**AIM OF THE EXERCISE:**
Pull every line with "Facturas" from the entries below.

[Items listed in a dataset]
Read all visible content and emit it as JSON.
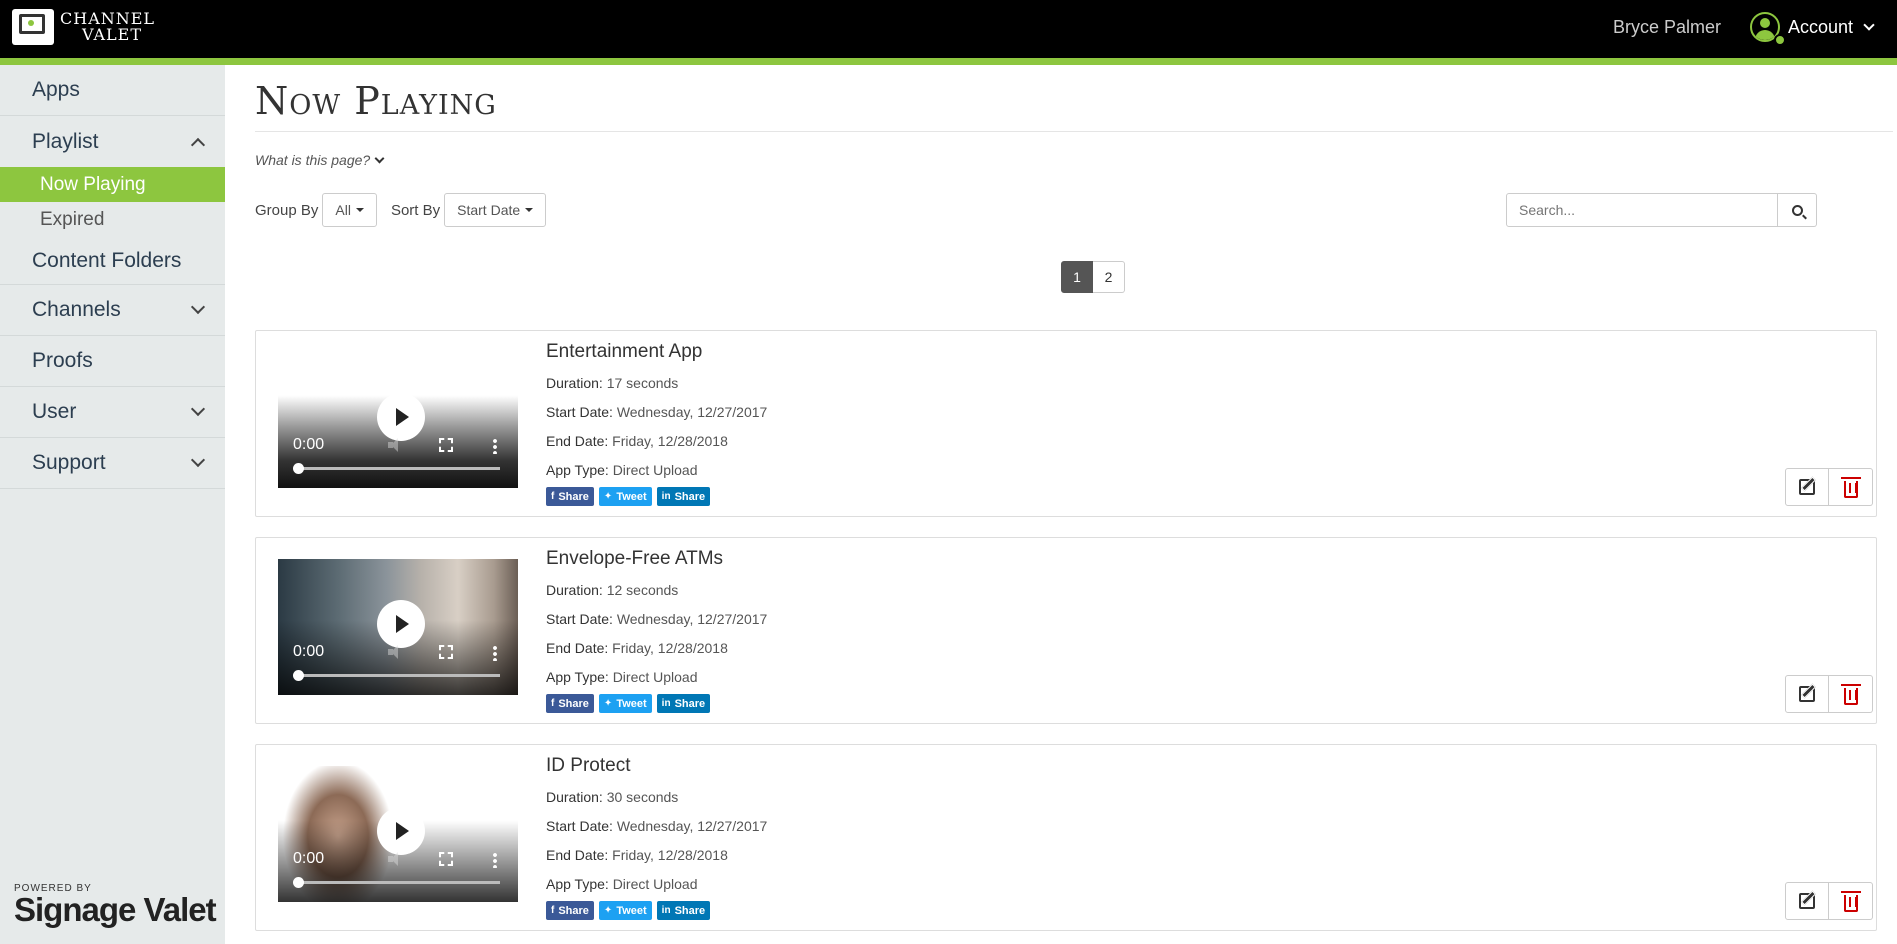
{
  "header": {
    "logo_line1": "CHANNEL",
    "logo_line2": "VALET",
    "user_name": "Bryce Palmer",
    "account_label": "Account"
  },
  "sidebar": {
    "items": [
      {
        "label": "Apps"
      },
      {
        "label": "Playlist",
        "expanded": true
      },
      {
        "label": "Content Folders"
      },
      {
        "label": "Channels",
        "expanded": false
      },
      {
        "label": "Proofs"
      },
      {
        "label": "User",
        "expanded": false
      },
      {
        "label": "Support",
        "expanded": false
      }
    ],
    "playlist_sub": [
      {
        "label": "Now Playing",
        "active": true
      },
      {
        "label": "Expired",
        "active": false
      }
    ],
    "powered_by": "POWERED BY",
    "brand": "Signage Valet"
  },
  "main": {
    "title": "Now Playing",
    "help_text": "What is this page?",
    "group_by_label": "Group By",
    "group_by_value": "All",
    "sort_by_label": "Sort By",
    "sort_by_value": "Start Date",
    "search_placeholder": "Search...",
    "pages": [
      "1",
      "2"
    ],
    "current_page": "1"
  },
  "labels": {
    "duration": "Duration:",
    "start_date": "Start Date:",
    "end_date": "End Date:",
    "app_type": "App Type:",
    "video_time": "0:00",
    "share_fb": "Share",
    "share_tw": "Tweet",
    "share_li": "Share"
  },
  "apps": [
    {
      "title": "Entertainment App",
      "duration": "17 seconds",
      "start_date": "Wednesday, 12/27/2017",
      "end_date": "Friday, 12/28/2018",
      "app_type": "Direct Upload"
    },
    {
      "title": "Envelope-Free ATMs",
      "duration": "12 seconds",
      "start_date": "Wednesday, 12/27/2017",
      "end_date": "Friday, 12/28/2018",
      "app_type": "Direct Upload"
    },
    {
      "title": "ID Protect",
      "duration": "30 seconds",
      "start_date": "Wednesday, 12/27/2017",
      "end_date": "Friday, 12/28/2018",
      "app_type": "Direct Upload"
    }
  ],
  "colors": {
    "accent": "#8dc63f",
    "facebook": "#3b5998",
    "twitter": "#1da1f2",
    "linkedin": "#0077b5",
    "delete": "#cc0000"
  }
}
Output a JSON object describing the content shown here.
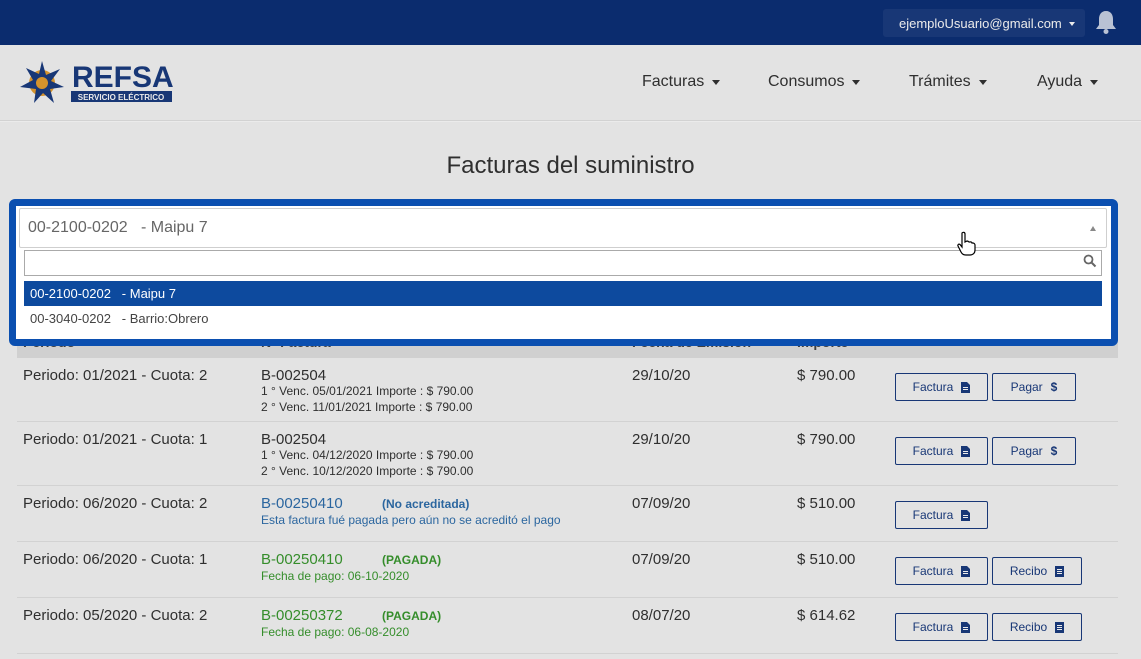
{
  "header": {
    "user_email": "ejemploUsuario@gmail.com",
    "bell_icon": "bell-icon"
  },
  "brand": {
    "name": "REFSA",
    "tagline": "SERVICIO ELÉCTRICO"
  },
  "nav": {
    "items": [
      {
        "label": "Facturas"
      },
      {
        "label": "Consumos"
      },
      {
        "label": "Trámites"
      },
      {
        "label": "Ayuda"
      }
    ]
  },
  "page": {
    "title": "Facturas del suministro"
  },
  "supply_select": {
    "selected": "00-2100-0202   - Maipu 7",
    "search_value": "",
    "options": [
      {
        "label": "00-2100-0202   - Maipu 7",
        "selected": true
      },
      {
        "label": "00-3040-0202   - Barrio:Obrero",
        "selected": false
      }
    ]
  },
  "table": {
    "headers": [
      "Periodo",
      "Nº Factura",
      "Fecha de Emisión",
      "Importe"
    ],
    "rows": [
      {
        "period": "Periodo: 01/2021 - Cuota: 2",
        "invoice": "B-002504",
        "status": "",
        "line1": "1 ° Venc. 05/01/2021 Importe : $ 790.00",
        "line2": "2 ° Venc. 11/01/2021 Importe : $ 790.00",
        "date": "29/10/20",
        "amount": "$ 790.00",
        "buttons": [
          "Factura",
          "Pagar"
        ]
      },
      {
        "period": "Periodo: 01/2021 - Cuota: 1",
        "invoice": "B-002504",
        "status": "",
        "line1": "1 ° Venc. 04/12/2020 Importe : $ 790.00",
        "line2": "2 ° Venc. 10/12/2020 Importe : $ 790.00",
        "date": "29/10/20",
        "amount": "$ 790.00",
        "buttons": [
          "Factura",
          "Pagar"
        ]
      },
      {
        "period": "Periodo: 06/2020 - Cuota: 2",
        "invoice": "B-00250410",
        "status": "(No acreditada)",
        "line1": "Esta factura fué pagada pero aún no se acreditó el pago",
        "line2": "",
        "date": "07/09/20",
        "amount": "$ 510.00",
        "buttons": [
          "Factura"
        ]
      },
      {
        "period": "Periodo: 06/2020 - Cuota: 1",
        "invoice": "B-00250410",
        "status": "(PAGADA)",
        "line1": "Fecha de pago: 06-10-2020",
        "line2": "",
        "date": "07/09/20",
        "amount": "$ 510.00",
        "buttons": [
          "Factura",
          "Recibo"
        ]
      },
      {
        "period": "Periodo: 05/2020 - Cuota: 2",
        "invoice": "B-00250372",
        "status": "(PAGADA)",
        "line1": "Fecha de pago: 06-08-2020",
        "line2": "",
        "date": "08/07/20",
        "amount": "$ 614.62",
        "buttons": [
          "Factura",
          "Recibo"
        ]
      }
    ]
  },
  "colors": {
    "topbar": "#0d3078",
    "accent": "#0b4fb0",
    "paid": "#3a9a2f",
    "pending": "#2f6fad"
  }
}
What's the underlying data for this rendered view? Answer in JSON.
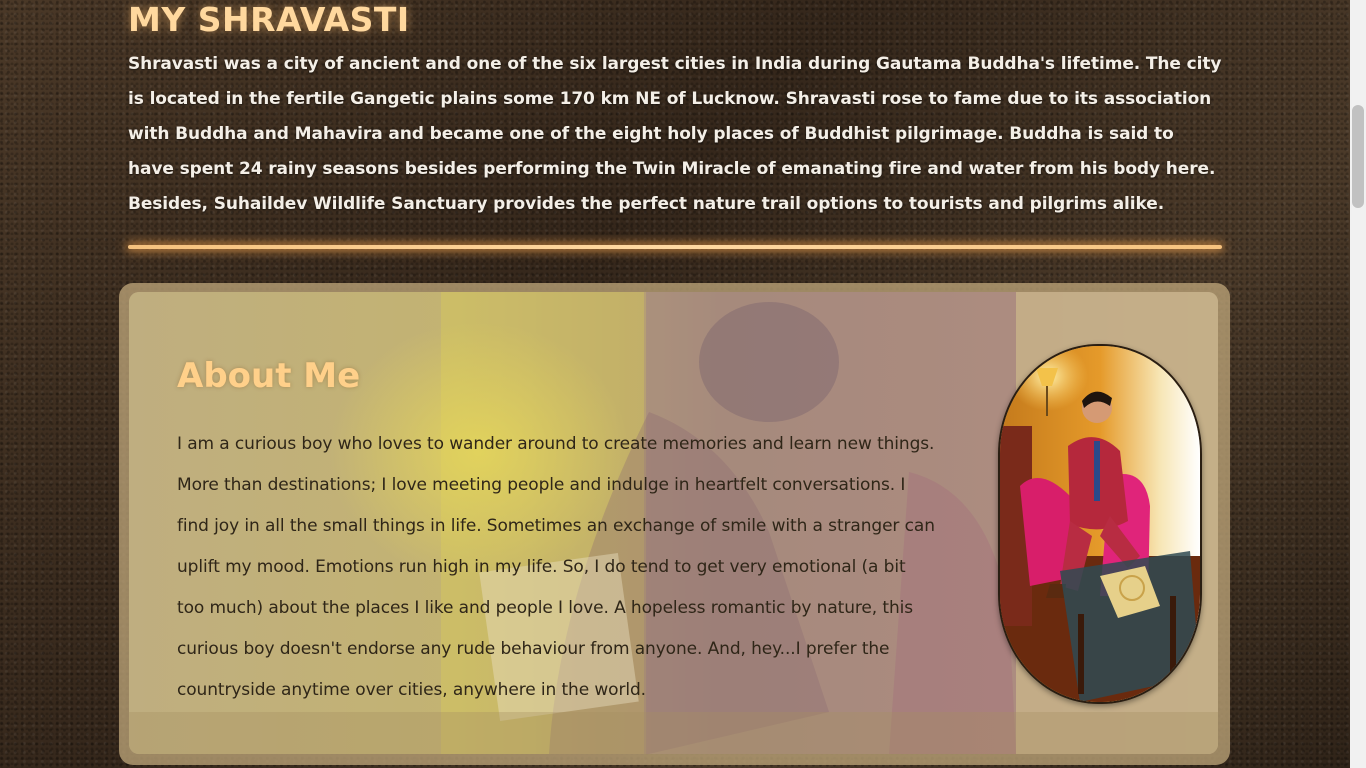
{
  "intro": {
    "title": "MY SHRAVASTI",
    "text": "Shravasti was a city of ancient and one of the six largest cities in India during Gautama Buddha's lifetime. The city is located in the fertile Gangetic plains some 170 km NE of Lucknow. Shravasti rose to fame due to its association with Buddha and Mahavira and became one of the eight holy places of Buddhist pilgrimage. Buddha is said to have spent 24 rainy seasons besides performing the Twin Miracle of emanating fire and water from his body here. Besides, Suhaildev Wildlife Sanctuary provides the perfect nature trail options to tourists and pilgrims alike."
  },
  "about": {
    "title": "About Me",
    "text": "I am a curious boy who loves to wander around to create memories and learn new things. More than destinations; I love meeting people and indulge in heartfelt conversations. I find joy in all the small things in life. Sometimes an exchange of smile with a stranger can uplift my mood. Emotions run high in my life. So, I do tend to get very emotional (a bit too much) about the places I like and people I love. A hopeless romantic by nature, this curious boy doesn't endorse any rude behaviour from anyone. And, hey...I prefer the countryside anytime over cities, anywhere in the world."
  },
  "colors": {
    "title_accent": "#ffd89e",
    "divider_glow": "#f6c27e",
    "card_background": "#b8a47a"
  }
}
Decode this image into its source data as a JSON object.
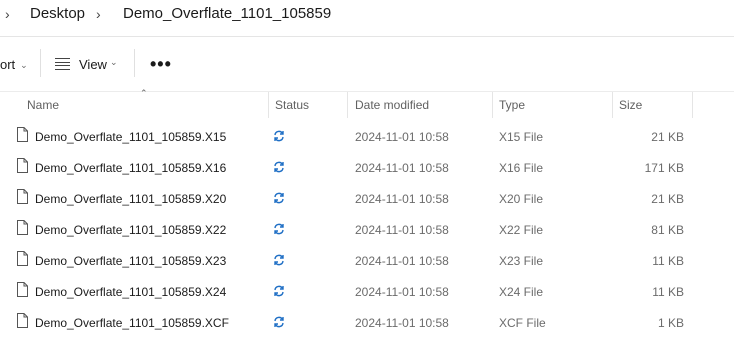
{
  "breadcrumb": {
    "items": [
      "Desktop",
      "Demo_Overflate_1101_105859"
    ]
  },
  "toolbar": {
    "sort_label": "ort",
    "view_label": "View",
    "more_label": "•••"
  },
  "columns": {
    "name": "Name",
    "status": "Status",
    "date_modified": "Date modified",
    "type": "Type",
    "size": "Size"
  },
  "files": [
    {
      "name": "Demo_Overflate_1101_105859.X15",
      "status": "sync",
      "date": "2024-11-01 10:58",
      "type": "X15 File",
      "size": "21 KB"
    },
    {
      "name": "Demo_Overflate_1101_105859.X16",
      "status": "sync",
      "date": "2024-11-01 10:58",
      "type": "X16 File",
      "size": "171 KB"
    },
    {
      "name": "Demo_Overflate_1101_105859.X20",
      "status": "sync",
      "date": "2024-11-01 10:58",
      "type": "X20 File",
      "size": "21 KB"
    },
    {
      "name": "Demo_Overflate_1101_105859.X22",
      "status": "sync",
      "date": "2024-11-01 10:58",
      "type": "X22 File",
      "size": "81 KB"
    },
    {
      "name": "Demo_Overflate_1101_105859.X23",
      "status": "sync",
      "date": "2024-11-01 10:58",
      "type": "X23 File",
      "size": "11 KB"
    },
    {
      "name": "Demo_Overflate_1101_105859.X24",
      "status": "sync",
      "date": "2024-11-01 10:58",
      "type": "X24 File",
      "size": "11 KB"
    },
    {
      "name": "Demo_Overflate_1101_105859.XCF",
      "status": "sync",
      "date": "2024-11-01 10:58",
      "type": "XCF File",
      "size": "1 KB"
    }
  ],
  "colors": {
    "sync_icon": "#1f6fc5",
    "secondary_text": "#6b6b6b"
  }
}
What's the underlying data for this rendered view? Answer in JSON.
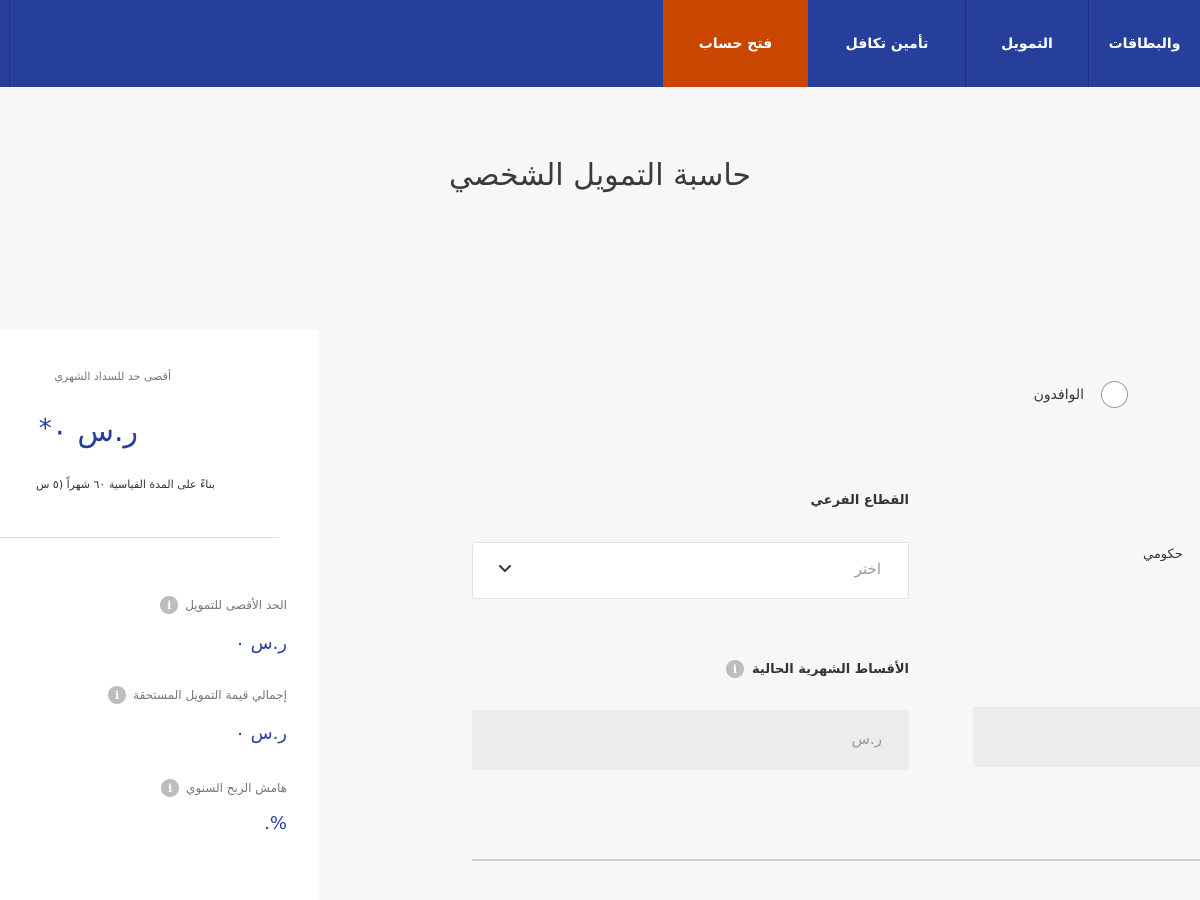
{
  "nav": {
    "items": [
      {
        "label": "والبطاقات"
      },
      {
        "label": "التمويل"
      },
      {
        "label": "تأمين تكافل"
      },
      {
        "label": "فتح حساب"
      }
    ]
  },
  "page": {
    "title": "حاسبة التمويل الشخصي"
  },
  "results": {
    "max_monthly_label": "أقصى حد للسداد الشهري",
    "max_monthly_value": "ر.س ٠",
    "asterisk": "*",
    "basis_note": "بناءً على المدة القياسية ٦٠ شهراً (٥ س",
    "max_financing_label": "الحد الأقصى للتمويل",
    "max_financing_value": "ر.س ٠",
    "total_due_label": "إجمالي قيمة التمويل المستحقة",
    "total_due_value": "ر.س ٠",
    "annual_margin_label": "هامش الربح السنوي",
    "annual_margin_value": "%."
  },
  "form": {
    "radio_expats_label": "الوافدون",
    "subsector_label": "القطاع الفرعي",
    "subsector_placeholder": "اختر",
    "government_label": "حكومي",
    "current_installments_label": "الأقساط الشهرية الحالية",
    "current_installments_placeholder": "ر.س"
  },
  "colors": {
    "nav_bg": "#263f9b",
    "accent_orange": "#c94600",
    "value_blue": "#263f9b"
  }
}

**ANSWER TO THIS EXERCISE:**
        "label": "Facturas"
    "title": "Facturas del suministro"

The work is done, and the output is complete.